Flashcards in FARR Obsterics Deck (17):
1° causes of third-trimester bleeding.
Placental abruption and placenta previa.
Classic ultrasound and gross appearance of complete hydatidiform mole.
Snowstorm on ultrasound. “Cluster-of-grapes” appearance on gross examination.
Chromosomal pattern of a complete mole.
Molar pregnancy containing fetal tissue.
Symptoms of placental abruption.
Continuous, painful vaginal bleeding.
Symptoms of placenta previa.
Self-limited, painless vaginal bleeding.
When should a vaginal exam be performed with suspected placenta previa?
Antibiotics with teratogenic effects.
Tetracycline, fluoroquinolones, aminoglycosides, sulfonamides.
Shortest AP diameter of the pelvis.
Obstetric conjugate: between the sacral promontory and the midpoint of the symphysis pubis.
Medication given to accelerate fetal lung maturity.
Betamethasone or dexamethasone × 48 hours.
he most common cause of postpartum hemorrhage.
Treatment for postpartum hemorrhage.
Uterine massage; if that fails, give oxytocin.
Typical antibiotics for group B streptococcus (GBS) prophylaxis.
IV penicillin or ampicillin.
A patient fails to lactate after an emergency C-section with marked blood loss.
Sheehan’s syndrome (postpartum pituitary necrosis).
Uterine bleeding at 18 weeks’ gestation; no products expelled; membranes ruptured; cervical os open.
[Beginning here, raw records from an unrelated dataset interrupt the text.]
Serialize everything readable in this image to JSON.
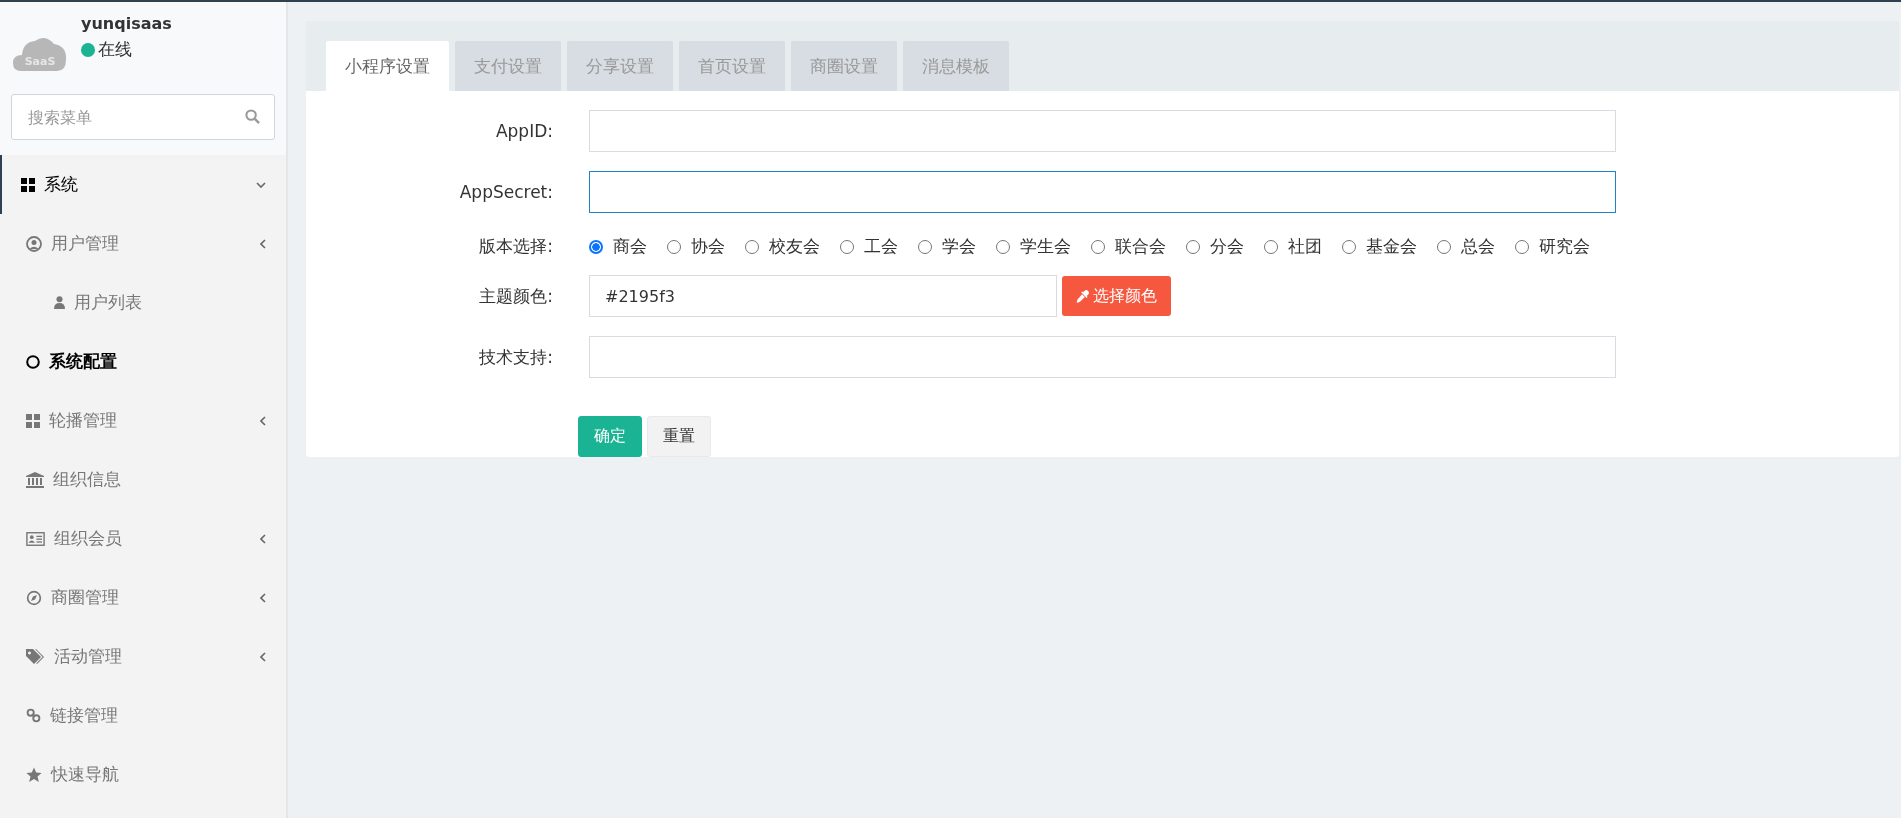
{
  "sidebar": {
    "user": {
      "name": "yunqisaas",
      "logo_text": "SaaS",
      "status": "在线"
    },
    "search": {
      "placeholder": "搜索菜单"
    },
    "menu": [
      {
        "label": "系统",
        "expanded": true,
        "selected": false,
        "children": [
          {
            "label": "用户管理",
            "expanded": false,
            "selected": false,
            "children": [
              {
                "label": "用户列表",
                "selected": false
              }
            ]
          },
          {
            "label": "系统配置",
            "selected": true
          }
        ]
      },
      {
        "label": "轮播管理",
        "expanded": false,
        "selected": false
      },
      {
        "label": "组织信息",
        "selected": false
      },
      {
        "label": "组织会员",
        "expanded": false,
        "selected": false
      },
      {
        "label": "商圈管理",
        "expanded": false,
        "selected": false
      },
      {
        "label": "活动管理",
        "expanded": false,
        "selected": false
      },
      {
        "label": "链接管理",
        "selected": false
      },
      {
        "label": "快速导航",
        "selected": false
      }
    ]
  },
  "tabs": [
    {
      "label": "小程序设置",
      "selected": true
    },
    {
      "label": "支付设置",
      "selected": false
    },
    {
      "label": "分享设置",
      "selected": false
    },
    {
      "label": "首页设置",
      "selected": false
    },
    {
      "label": "商圈设置",
      "selected": false
    },
    {
      "label": "消息模板",
      "selected": false
    }
  ],
  "form": {
    "fields": [
      {
        "kind": "text",
        "label": "AppID:",
        "focused": false
      },
      {
        "kind": "text",
        "label": "AppSecret:",
        "focused": true
      },
      {
        "kind": "radio",
        "label": "版本选择:",
        "options": [
          {
            "label": "商会",
            "selected": true
          },
          {
            "label": "协会",
            "selected": false
          },
          {
            "label": "校友会",
            "selected": false
          },
          {
            "label": "工会",
            "selected": false
          },
          {
            "label": "学会",
            "selected": false
          },
          {
            "label": "学生会",
            "selected": false
          },
          {
            "label": "联合会",
            "selected": false
          },
          {
            "label": "分会",
            "selected": false
          },
          {
            "label": "社团",
            "selected": false
          },
          {
            "label": "基金会",
            "selected": false
          },
          {
            "label": "总会",
            "selected": false
          },
          {
            "label": "研究会",
            "selected": false
          }
        ]
      },
      {
        "kind": "color",
        "label": "主题颜色:",
        "value": "#2195f3",
        "focused": false,
        "button": "选择颜色"
      },
      {
        "kind": "text",
        "label": "技术支持:",
        "focused": false
      }
    ],
    "buttons": [
      {
        "kind": "primary",
        "label": "确定"
      },
      {
        "kind": "default",
        "label": "重置"
      }
    ]
  }
}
Uterine bleeding at 18 weeks’ gestation; no products expelled; cervical os closed.